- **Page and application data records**
..........
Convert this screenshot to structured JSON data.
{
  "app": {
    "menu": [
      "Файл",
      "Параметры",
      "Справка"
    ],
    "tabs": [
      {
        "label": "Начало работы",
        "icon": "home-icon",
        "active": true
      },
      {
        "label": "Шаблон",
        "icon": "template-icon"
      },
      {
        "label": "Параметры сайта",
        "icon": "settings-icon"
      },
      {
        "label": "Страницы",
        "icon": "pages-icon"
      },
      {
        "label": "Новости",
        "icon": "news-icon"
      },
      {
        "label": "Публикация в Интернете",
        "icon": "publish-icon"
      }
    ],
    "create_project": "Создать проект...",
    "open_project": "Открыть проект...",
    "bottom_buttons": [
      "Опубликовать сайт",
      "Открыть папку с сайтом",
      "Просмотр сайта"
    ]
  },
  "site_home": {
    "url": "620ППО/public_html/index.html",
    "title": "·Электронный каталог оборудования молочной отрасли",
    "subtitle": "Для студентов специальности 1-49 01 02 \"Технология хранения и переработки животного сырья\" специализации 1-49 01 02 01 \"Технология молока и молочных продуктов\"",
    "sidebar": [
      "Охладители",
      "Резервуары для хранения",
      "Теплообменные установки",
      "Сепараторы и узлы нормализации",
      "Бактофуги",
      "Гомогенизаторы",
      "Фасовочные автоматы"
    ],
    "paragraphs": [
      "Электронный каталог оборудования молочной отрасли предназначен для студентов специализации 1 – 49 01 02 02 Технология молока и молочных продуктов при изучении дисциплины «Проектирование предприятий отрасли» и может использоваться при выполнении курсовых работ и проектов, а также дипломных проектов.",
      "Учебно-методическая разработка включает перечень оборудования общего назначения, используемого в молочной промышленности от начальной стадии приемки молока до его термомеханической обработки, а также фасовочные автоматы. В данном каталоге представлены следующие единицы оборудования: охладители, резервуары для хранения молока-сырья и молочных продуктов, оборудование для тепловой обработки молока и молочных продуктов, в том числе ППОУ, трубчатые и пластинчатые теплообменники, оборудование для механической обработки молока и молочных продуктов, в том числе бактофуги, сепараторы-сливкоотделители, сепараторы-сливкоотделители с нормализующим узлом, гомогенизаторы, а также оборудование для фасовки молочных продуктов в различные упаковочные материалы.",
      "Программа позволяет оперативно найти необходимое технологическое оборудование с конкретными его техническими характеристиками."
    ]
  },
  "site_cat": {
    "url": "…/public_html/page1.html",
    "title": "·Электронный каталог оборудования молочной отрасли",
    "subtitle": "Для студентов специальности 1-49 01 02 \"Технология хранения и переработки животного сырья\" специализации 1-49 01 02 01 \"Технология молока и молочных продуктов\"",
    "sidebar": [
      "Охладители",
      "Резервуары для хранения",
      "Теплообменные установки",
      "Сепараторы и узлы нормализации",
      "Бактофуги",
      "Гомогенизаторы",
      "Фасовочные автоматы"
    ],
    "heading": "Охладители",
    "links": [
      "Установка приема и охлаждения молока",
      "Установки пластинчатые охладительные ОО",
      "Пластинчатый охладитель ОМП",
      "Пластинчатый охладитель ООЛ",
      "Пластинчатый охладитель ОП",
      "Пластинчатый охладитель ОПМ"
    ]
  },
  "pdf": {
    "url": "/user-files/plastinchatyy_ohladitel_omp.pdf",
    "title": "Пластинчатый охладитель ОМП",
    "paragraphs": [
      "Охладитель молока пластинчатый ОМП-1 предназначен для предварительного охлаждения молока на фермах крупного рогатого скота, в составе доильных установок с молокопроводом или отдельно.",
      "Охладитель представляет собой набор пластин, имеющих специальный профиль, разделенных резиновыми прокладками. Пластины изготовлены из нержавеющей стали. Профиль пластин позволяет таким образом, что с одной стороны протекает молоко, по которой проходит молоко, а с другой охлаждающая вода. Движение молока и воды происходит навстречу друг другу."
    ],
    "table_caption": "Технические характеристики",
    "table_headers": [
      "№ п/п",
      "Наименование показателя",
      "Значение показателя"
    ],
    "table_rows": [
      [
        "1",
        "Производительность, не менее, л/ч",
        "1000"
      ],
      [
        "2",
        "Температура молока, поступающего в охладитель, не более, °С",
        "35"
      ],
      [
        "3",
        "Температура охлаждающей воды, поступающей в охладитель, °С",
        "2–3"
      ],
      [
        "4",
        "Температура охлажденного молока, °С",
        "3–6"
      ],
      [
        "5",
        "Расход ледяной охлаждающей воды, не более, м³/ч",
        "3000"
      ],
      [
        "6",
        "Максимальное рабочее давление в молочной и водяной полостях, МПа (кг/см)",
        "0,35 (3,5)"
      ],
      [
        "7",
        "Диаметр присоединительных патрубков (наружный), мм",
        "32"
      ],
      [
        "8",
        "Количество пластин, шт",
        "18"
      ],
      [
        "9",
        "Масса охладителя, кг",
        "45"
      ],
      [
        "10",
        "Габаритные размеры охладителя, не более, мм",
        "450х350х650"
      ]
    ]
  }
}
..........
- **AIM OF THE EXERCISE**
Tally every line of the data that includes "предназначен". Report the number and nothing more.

- **SOLVED PROBLEM**
2